Family History Library, Salt Lake City, Utah

This is a great topic! I am often AT THE LIBRARY. I find it much more satisfying to find evidences of my family in a library than on line.
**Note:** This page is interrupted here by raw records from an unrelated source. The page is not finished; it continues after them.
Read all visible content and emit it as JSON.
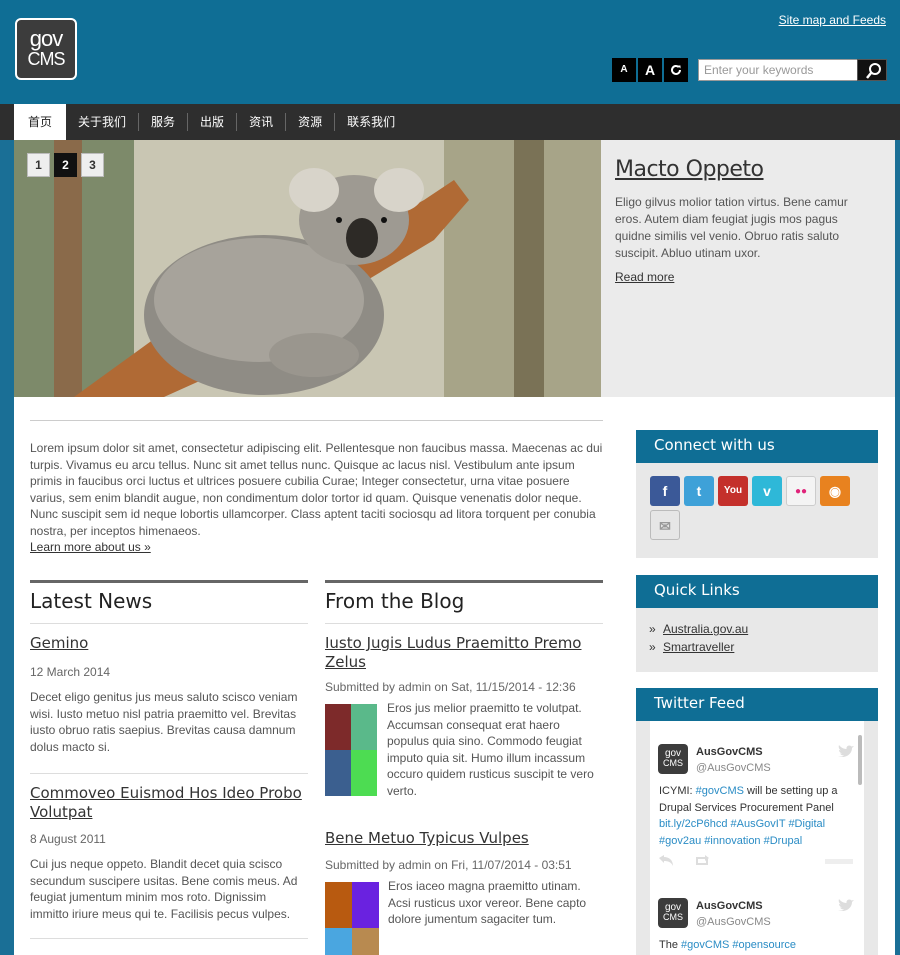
{
  "header": {
    "logo_line1": "gov",
    "logo_line2": "CMS",
    "sitemap_label": "Site map and Feeds",
    "font_small": "A",
    "font_large": "A",
    "font_reset": "C",
    "search_placeholder": "Enter your keywords"
  },
  "nav": {
    "items": [
      "首页",
      "关于我们",
      "服务",
      "出版",
      "资讯",
      "资源",
      "联系我们"
    ]
  },
  "slideshow": {
    "pages": [
      "1",
      "2",
      "3"
    ],
    "active_page": "2",
    "title": "Macto Oppeto",
    "body": "Eligo gilvus molior tation virtus. Bene camur eros. Autem diam feugiat jugis mos pagus quidne similis vel venio. Obruo ratis saluto suscipit. Abluo utinam uxor.",
    "read_more": "Read more"
  },
  "intro": {
    "text": "Lorem ipsum dolor sit amet, consectetur adipiscing elit. Pellentesque non faucibus massa. Maecenas ac dui turpis. Vivamus eu arcu tellus. Nunc sit amet tellus nunc. Quisque ac lacus nisl. Vestibulum ante ipsum primis in faucibus orci luctus et ultrices posuere cubilia Curae; Integer consectetur, urna vitae posuere varius, sem enim blandit augue, non condimentum dolor tortor id quam. Quisque venenatis dolor neque. Nunc suscipit sem id neque lobortis ullamcorper. Class aptent taciti sociosqu ad litora torquent per conubia nostra, per inceptos himenaeos.",
    "link": "Learn more about us »"
  },
  "news": {
    "heading": "Latest News",
    "items": [
      {
        "title": "Gemino",
        "date": "12 March 2014",
        "body": "Decet eligo genitus jus meus saluto scisco veniam wisi. Iusto metuo nisl patria praemitto vel. Brevitas iusto obruo ratis saepius. Brevitas causa damnum dolus macto si."
      },
      {
        "title": "Commoveo Euismod Hos Ideo Probo Volutpat",
        "date": "8 August 2011",
        "body": "Cui jus neque oppeto. Blandit decet quia scisco secundum suscipere usitas. Bene comis meus. Ad feugiat jumentum minim mos roto. Dignissim immitto iriure meus qui te. Facilisis pecus vulpes."
      }
    ]
  },
  "blog": {
    "heading": "From the Blog",
    "items": [
      {
        "title": "Iusto Jugis Ludus Praemitto Premo Zelus",
        "meta": "Submitted by admin on Sat, 11/15/2014 - 12:36",
        "body": "Eros jus melior praemitto te volutpat. Accumsan consequat erat haero populus quia sino. Commodo feugiat imputo quia sit. Humo illum incassum occuro quidem rusticus suscipit te vero verto.",
        "colors": [
          "#7d2a2a",
          "#5ab98a",
          "#3b5f8f",
          "#4ddc52"
        ]
      },
      {
        "title": "Bene Metuo Typicus Vulpes",
        "meta": "Submitted by admin on Fri, 11/07/2014 - 03:51",
        "body": "Eros iaceo magna praemitto utinam. Acsi rusticus uxor vereor. Bene capto dolore jumentum sagaciter tum.",
        "colors": [
          "#b85a10",
          "#6a22e0",
          "#4aa6e0",
          "#b88a50"
        ]
      }
    ]
  },
  "connect": {
    "heading": "Connect with us",
    "icons": [
      {
        "name": "facebook-icon",
        "glyph": "f",
        "color": "#3b5998"
      },
      {
        "name": "twitter-icon",
        "glyph": "t",
        "color": "#3ea1d8"
      },
      {
        "name": "youtube-icon",
        "glyph": "You",
        "color": "#c4302b"
      },
      {
        "name": "vimeo-icon",
        "glyph": "v",
        "color": "#2eb8d8"
      },
      {
        "name": "flickr-icon",
        "glyph": "●●",
        "color": "#f4f4f4"
      },
      {
        "name": "rss-icon",
        "glyph": "◉",
        "color": "#e8821f"
      },
      {
        "name": "email-icon",
        "glyph": "✉",
        "color": "#e6e6e6"
      }
    ]
  },
  "quicklinks": {
    "heading": "Quick Links",
    "bullet": "»",
    "links": [
      "Australia.gov.au",
      "Smartraveller"
    ]
  },
  "twitter": {
    "heading": "Twitter Feed",
    "tweets": [
      {
        "user": "AusGovCMS",
        "handle": "@AusGovCMS",
        "avatar_line1": "gov",
        "avatar_line2": "CMS",
        "segments": [
          {
            "t": "ICYMI: ",
            "hl": false
          },
          {
            "t": "#govCMS",
            "hl": true
          },
          {
            "t": " will be setting up a Drupal Services Procurement Panel ",
            "hl": false
          },
          {
            "t": "bit.ly/2cP6hcd",
            "hl": true
          },
          {
            "t": " ",
            "hl": false
          },
          {
            "t": "#AusGovIT",
            "hl": true
          },
          {
            "t": " ",
            "hl": false
          },
          {
            "t": "#Digital",
            "hl": true
          },
          {
            "t": " ",
            "hl": false
          },
          {
            "t": "#gov2au",
            "hl": true
          },
          {
            "t": " ",
            "hl": false
          },
          {
            "t": "#innovation",
            "hl": true
          },
          {
            "t": " ",
            "hl": false
          },
          {
            "t": "#Drupal",
            "hl": true
          }
        ]
      },
      {
        "user": "AusGovCMS",
        "handle": "@AusGovCMS",
        "avatar_line1": "gov",
        "avatar_line2": "CMS",
        "segments": [
          {
            "t": "The ",
            "hl": false
          },
          {
            "t": "#govCMS",
            "hl": true
          },
          {
            "t": " ",
            "hl": false
          },
          {
            "t": "#opensource",
            "hl": true
          }
        ]
      }
    ]
  }
}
For me, being able to hold a book with my family information printed on its pages, gives me a more concrete link to those people from times past. Here are a few libraries I have visited & links to the posts I have written about those visits:

Ansonia Library                                   Ansonia, CT

Charlotte Mecklenburg Library           Charlotte, NC

Derby Public Library                           Derby, CT

Family History Library                        Salt Lake City, UT

Franklinton Library                             Franklinton, LA

Lancaster Library                                 Lancaster, SC

Orangeburg County Library                Orangeburg, SC

Pike-Amite-Walthall Library               McComb, MS

Rappahannock Library                      Washington, VA

There are many more libraries I’d like to visit and I’d like to return to the Family History Library in Salt Lake City where I can search for many family lines all in one place.

Don't delay. Find yourself AT THE LIBRARY today!

Amy Johnson Crow challenges us to remember our ancestors and their families through this task: 52 Ancestors in 52 Weeks.  I completed '52 Ancestors' in 2014 & here I go again. This post is in response to that challenge. The topic for this week is ‘AT THE LIBRARY.